"Not really. It doesn't change anything."

I want to say that the elephant in the room, in my humble opinion, is the unacknowledged embarrassment of the particle physicists and quantum cosmologists. Forever proclaiming the death of classical gravity, they are unable to come up with a quantum theory of gravity of their own that has earned an iota of experimental verification. At the same time, they have to stand on the sidelines and watch the ongoing celebration for a lone man, who one hundred year ago produced a series of equations of curved space-time that has triumphantly survived the most spectacular, most rigorous technological development. A feat that no less than Rainer Weiss, on the short list for a Nobel prize for his pioneering contribution to LIGO, has likened to "a miracle."

I am wise enough not to, however. Instead, folding my theoretical cards, I ask about the geniuses Carroll must have encountered in his journey to the top of his profession.

"I don't like the word. I don't divide people into those who are geniuses and those are not. The word is overused.

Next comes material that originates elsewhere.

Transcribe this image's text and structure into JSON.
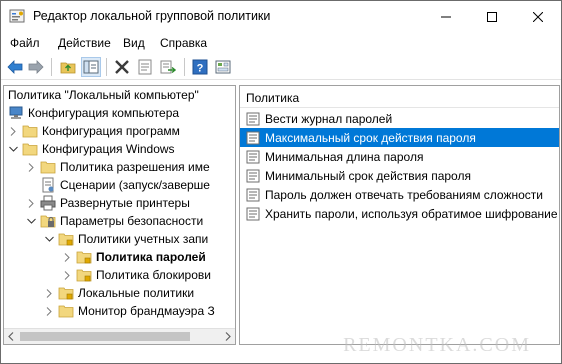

Very, very few physicists are geniuses."

Then he brightens and, leaning over the table as though he is about to reveal a secret, says, "Nima Arkani-Hamed, he's a genius."

"You think so?"

"Oh yes. And Roger Penrose, he's a genius. He completely revolutionized cosmology in the 1960s."

I'm delighted. I am soon going to be interviewing Arkani-Hamed at Princeton, and Penrose, the physicist and philosopher of science who shared the Wolf Prize with Stephen Hawking, is one of my all-time favorites.

It's time for Carroll to go back to his hotel room and get ready for the lecture he's giving this evening at the Secret Science Club in Brooklyn, launching The Big Picture.

Published May 16th, 2016


Gerald Alper is an internationally recognized psychotherapist who is the author of 20 books.  These include besides the celebrated Portrait Of The Artist As A Young Patient, The Paranoia Of Everyday Life, The Dark Side Of The Analytic Moon, The PuppeteersThe Elephant In The Room: The Denial of The Unconscious Mind, and more recently the just published God And Therapy: What We Believe When No One Is Watching (I Books, Alper). He's been a Fellow of The American Institute of Psychotherapy and Psychoanalysis since 1985, a reviewer for The Journal of Contemporary Psychology, a contributor of articles and essays to leading professional journals, a frequent guest author appearing on public access radio programs throughout the United States and Canada.  His classic paper, A Psychoanalyist Takes the Turing Test, was included in the 2004 pioneering interdisciplinary anthology by Italian neuroscientist Franco Salzone who brought together seminal papers from both psychoanalysis and neuroscience. He lives with his wife in New York, stays in close contact with his two grown sons who remain hunkered down in Los Angeles and has been a practicing psychotherapist in Manhattan for the past 25 years.